Rebecca Spencer, Psychology, is part of a team of researchers investigating how sleep can be used to treat various forms of anxiety, like fear of spiders, using a technique called “fear extinction” to build new emotional memories. Medical Daily

Brigham-Grette’s work on Arctic sediment core featured on cover of Science

The cover photo of Science is taken from a story about first analyses of the longest sediment core ever collected in the Arctic by Julie Brigham-Grette, Geosciences, leader scientist of an international research team. Science

Pocar, Kumar report evidence of a new lower limit for the half-life of of Xenon-136, an ephemeral nuclear decay

Andrea Pocar and Krishna Kumar, Physics, are part of an international research team on a decades-long search of evidence of the elusive neutrino-less double-beta decay of Xenon-136, and recently reported evident of a new lower limit for the half-life of Xenon-136. Red Orbit, Controlled Environments Magazine, Science Daily, Science Codex,, News Release

Fu recommends that federal regulators improve tracking security and privacy problems in medical devices

Kevin Fu, Computer Science, is part of an interdisciplinary team that recommends that federal regulators need to improve how they rack security and privacy problems in medical devices, and suggests the establishment of a more effective reporting system for medical device cybersecurity. IT World, Bio-Medicine,, Medical Xpress, PC Advisor, Science Codex, News Release

Tew demonstrates that antimicrobials are doubly powerful

Gregory Tew, Polymer Science and Engineering, is part of a research team that has demonstrated the double effectiveness of synthetic antimicrobials, synthetic compounds that combat infections while activating the body’s immunological system. Basque Research

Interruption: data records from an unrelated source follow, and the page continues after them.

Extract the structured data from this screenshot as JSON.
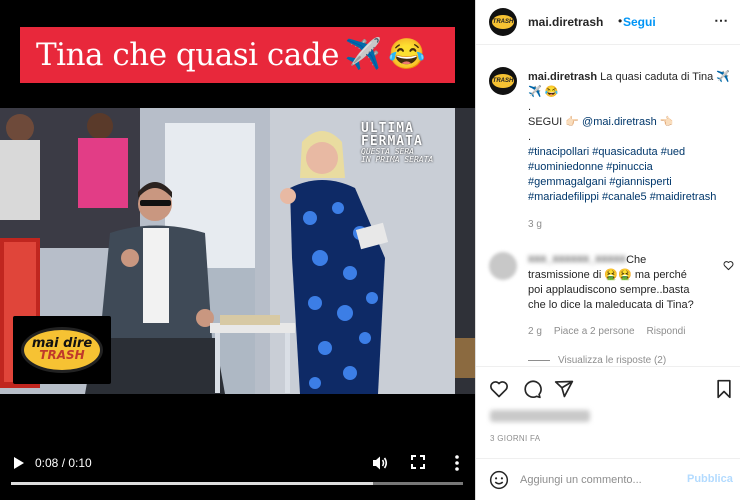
{
  "video": {
    "banner_text": "Tina che quasi cade",
    "banner_emojis": [
      "✈️",
      "😂"
    ],
    "overlay": {
      "line1": "ULTIMA",
      "line2": "FERMATA",
      "line3": "QUESTA SERA",
      "line4": "IN PRIMA SERATA"
    },
    "logo": {
      "line1": "mai dire",
      "line2": "TRASH"
    },
    "time": "0:08 / 0:10",
    "progress": 0.8
  },
  "header": {
    "username": "mai.diretrash",
    "separator": "•",
    "follow_label": "Segui",
    "more_icon": "⋯"
  },
  "caption": {
    "username": "mai.diretrash",
    "text": "La quasi caduta di Tina ✈️ ✈️ 😂",
    "dot1": ".",
    "segui": "SEGUI 👉🏻",
    "mention": "@mai.diretrash",
    "mention_end": "👈🏻",
    "dot2": ".",
    "hashtags": "#tinacipollari #quasicaduta #ued #uominiedonne #pinuccia #gemmagalgani #giannisperti #mariadefilippi #canale5 #maidiretrash",
    "time": "3 g"
  },
  "comment": {
    "username": "xxx_xxxxxx_xxxxx",
    "text": "Che trasmissione di 🤮🤮 ma perché poi applaudiscono sempre..basta che lo dice la maleducata di Tina?",
    "time": "2 g",
    "likes": "Piace a 2 persone",
    "reply": "Rispondi",
    "view_replies": "Visualizza le risposte (2)"
  },
  "likes_blurred": "Piace a jnsxxx e altri",
  "post_date": "3 GIORNI FA",
  "comment_box": {
    "placeholder": "Aggiungi un commento...",
    "publish": "Pubblica"
  }
}
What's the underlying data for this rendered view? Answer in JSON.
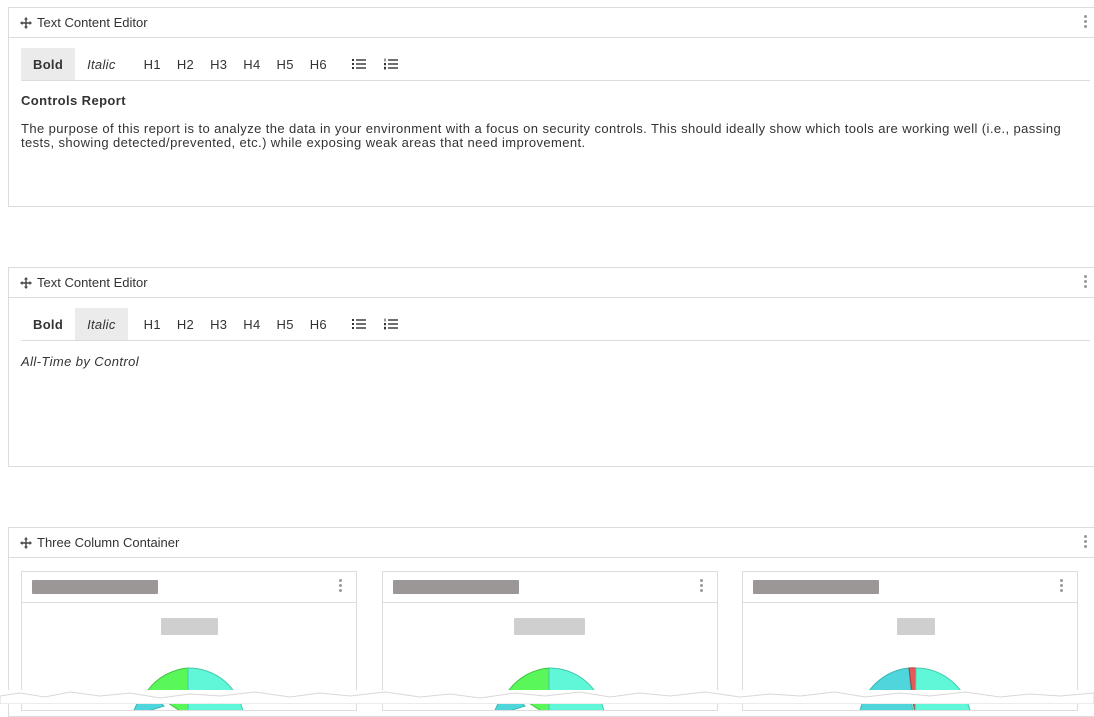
{
  "panels": [
    {
      "title": "Text Content Editor",
      "toolbar": {
        "bold": "Bold",
        "italic": "Italic",
        "headings": [
          "H1",
          "H2",
          "H3",
          "H4",
          "H5",
          "H6"
        ],
        "active": "Bold"
      },
      "heading": "Controls Report",
      "body": "The purpose of this report is to analyze the data in your environment with a focus on security controls. This should ideally show which tools are working well (i.e., passing tests, showing detected/prevented, etc.) while exposing weak areas that need improvement."
    },
    {
      "title": "Text Content Editor",
      "toolbar": {
        "bold": "Bold",
        "italic": "Italic",
        "headings": [
          "H1",
          "H2",
          "H3",
          "H4",
          "H5",
          "H6"
        ],
        "active": "Italic"
      },
      "body": "All-Time by Control"
    }
  ],
  "container": {
    "title": "Three Column Container",
    "columns": [
      {
        "gauge_colors": [
          "#4fd6dd",
          "#5af75a",
          "#5ff7d7"
        ]
      },
      {
        "gauge_colors": [
          "#4fd6dd",
          "#5af75a",
          "#5ff7d7"
        ]
      },
      {
        "gauge_colors": [
          "#4fd6dd",
          "#e65a5a",
          "#5ff7d7"
        ]
      }
    ]
  },
  "icons": {
    "move": "move-icon",
    "menu": "kebab-menu-icon",
    "bullet_list": "bulleted-list-icon",
    "numbered_list": "numbered-list-icon"
  }
}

U.S. Rep McGovern visits UMass Cold Spring Orchard, receives Prokopy award

U.S. Rep. James McGovern visits received the Ronald J. Prokopy Award in recognition of his support for agriculture in Massachusetts. The late Prokopy was an entomology professor in Plant, Soil, and Insect Sciences. Republican, News Release

Klingbeil shows how key proteins in model parasite organize and replicate DNS

Michele Klingbeil, Microbiology, doctoral candidate Jeniffer Concepción-Acevedo report the first detailed characterization of how key proteins in the model parasite Trypanosoma brucei organize to replicate its mitochondrial DNA, which could lead to improved treatment for diseases like African sleeping sickness. Science Codex,, Eukaryotic Cell, Bioscience Technology,,, Campus News

Klingbeil unravels secrets of parasites' replication

Michele Klingbeil, Microbiology, and doctoral candidate Jeniffer Concepción-Acevedo have reported the first detailed characterization of the way key proteins in the model parasite Trypanosoma brucei organize to replicate its mitochondrial DNA (mtDNA). Their finding could one day lead to a new weapon for fighting parasitic illnesses such as African sleeping sickness, chagas disease, and leishmaniasis. News Release

Childs proposes gall wasp could be the cause of mysterious tree deaths on Cape Cod

Robert Childs, Plant, Soil and Insect Sciences, says the cause of mysterious tree deaths on Cape Cod may be the crypt gall wasp, tiny insects that are able to signal the tree to stop sending nutrients and water to the leaves and branches, eventually killing the tree. Cape Cod Times

Lori Clarke honored with 2012 ACM SIGSOFT Outstanding Research Award

Lori Clarke, Chair of the Computer Science Department, received the ACM SIGSOFT Outstanding Research Award for her lifetime achievements in the areas of software testing, software development environments and program analysis. Campus News

Richardson receives $400,000 NIH grant to study binge drinking and brain development

Neuroscientist Heather N. Richardson, Psychology, received a $400,000 grant from NIH’s Institute on Alcoholism and Alcohol Abuse to study binge drinking and brain development.

Anderson suggests that touch-screen devices are more addictive that TV watching for young children

Daniel Anderson, emeritus professor of psychology, suggests that touch-screen devices may be more addictive to young children than watching television. BBC News